ABOUT THIS TASK: Look for the word "header". Copy every line of the listing where it occurs.

RECORD EXCERPTS:
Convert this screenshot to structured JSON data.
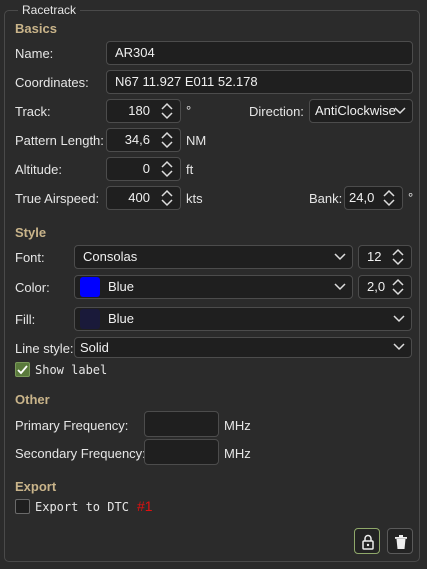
{
  "group_title": "Racetrack",
  "basics": {
    "header": "Basics",
    "name_label": "Name:",
    "name_value": "AR304",
    "coords_label": "Coordinates:",
    "coords_value": "N67 11.927 E011 52.178",
    "track_label": "Track:",
    "track_value": "180",
    "track_unit": "°",
    "direction_label": "Direction:",
    "direction_value": "AntiClockwise",
    "pattern_label": "Pattern Length:",
    "pattern_value": "34,6",
    "pattern_unit": "NM",
    "altitude_label": "Altitude:",
    "altitude_value": "0",
    "altitude_unit": "ft",
    "tas_label": "True Airspeed:",
    "tas_value": "400",
    "tas_unit": "kts",
    "bank_label": "Bank:",
    "bank_value": "24,0",
    "bank_unit": "°"
  },
  "style": {
    "header": "Style",
    "font_label": "Font:",
    "font_value": "Consolas",
    "font_size_value": "12",
    "color_label": "Color:",
    "color_value": "Blue",
    "color_swatch": "#0000ff",
    "line_width_value": "2,0",
    "fill_label": "Fill:",
    "fill_value": "Blue",
    "fill_swatch": "#1a1a3a",
    "line_style_label": "Line style:",
    "line_style_value": "Solid",
    "show_label_text": "Show label",
    "show_label_checked": true
  },
  "other": {
    "header": "Other",
    "primary_label": "Primary Frequency:",
    "primary_value": "",
    "primary_unit": "MHz",
    "secondary_label": "Secondary Frequency:",
    "secondary_value": "",
    "secondary_unit": "MHz"
  },
  "export": {
    "header": "Export",
    "export_dtc_text": "Export to DTC",
    "export_dtc_checked": false,
    "export_tag": "#1",
    "export_tag_color": "#e01010"
  },
  "toolbar": {
    "lock_icon": "lock-icon",
    "delete_icon": "trash-icon"
  }
}
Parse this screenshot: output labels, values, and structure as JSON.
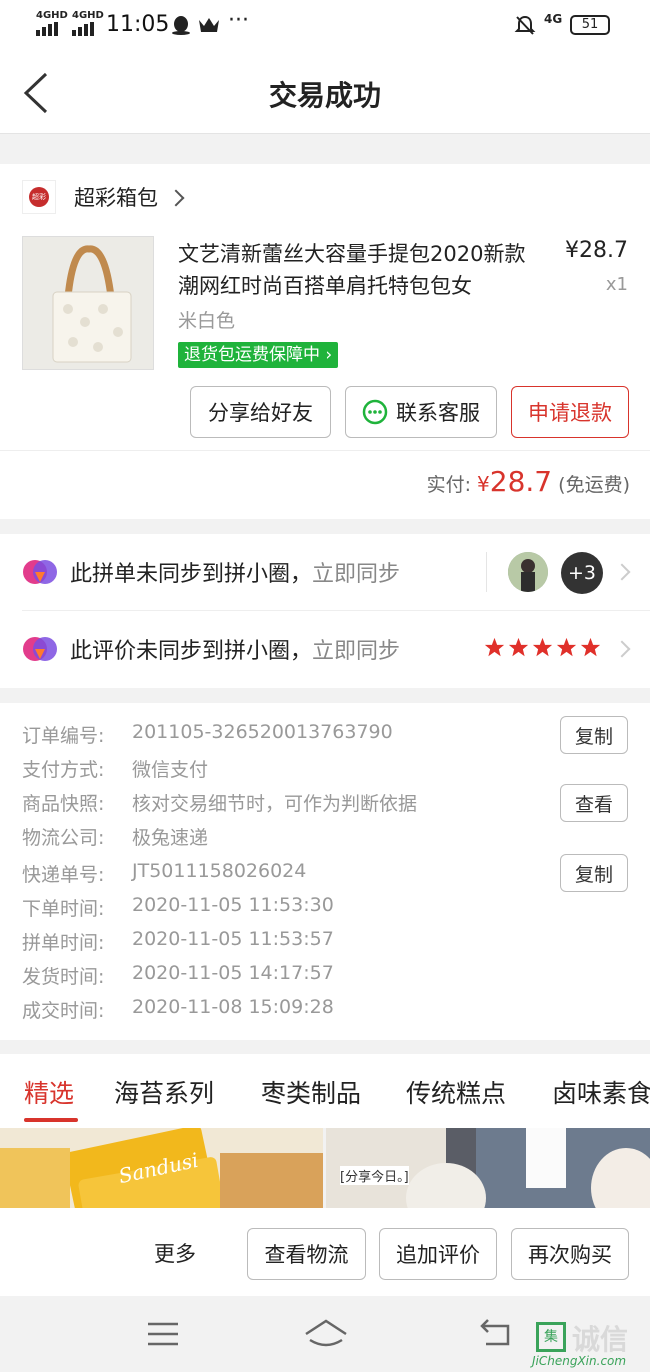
{
  "status_bar": {
    "time": "11:05",
    "signal1": "4GHD",
    "signal2": "4GHD",
    "net": "4G",
    "battery": "51"
  },
  "nav": {
    "title": "交易成功"
  },
  "shop": {
    "name": "超彩箱包",
    "logo_text": "超彩"
  },
  "product": {
    "title": "文艺清新蕾丝大容量手提包2020新款潮网红时尚百搭单肩托特包包女",
    "price": "¥28.7",
    "qty": "x1",
    "variant": "米白色",
    "badge": "退货包运费保障中"
  },
  "actions": {
    "share": "分享给好友",
    "contact": "联系客服",
    "refund": "申请退款"
  },
  "payment": {
    "label": "实付:",
    "currency": "¥",
    "amount": "28.7",
    "shipping": "(免运费)"
  },
  "sync": {
    "row1_text": "此拼单未同步到拼小圈，",
    "row1_link": "立即同步",
    "row1_badge": "+3",
    "row2_text": "此评价未同步到拼小圈，",
    "row2_link": "立即同步",
    "rating": 5
  },
  "order_info": [
    {
      "label": "订单编号:",
      "value": "201105-326520013763790",
      "button": "复制"
    },
    {
      "label": "支付方式:",
      "value": "微信支付"
    },
    {
      "label": "商品快照:",
      "value": "核对交易细节时，可作为判断依据",
      "button": "查看"
    },
    {
      "label": "物流公司:",
      "value": "极兔速递"
    },
    {
      "label": "快递单号:",
      "value": "JT5011158026024",
      "button": "复制"
    },
    {
      "label": "下单时间:",
      "value": "2020-11-05 11:53:30"
    },
    {
      "label": "拼单时间:",
      "value": "2020-11-05 11:53:57"
    },
    {
      "label": "发货时间:",
      "value": "2020-11-05 14:17:57"
    },
    {
      "label": "成交时间:",
      "value": "2020-11-08 15:09:28"
    }
  ],
  "tabs": [
    "精选",
    "海苔系列",
    "枣类制品",
    "传统糕点",
    "卤味素食"
  ],
  "reco": {
    "img1_text": "Sandusi",
    "img2_text": "[分享今日。]"
  },
  "bottom": {
    "more": "更多",
    "logistics": "查看物流",
    "review": "追加评价",
    "rebuy": "再次购买"
  },
  "watermark": {
    "brand": "诚信",
    "url": "JiChengXin.com"
  },
  "colors": {
    "accent": "#d8342c",
    "green": "#1fb33b",
    "star": "#e0302a"
  }
}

SOLVED EXERCISE:
    "header": "Basics",
    "header": "Style",
    "header": "Other",
    "header": "Export",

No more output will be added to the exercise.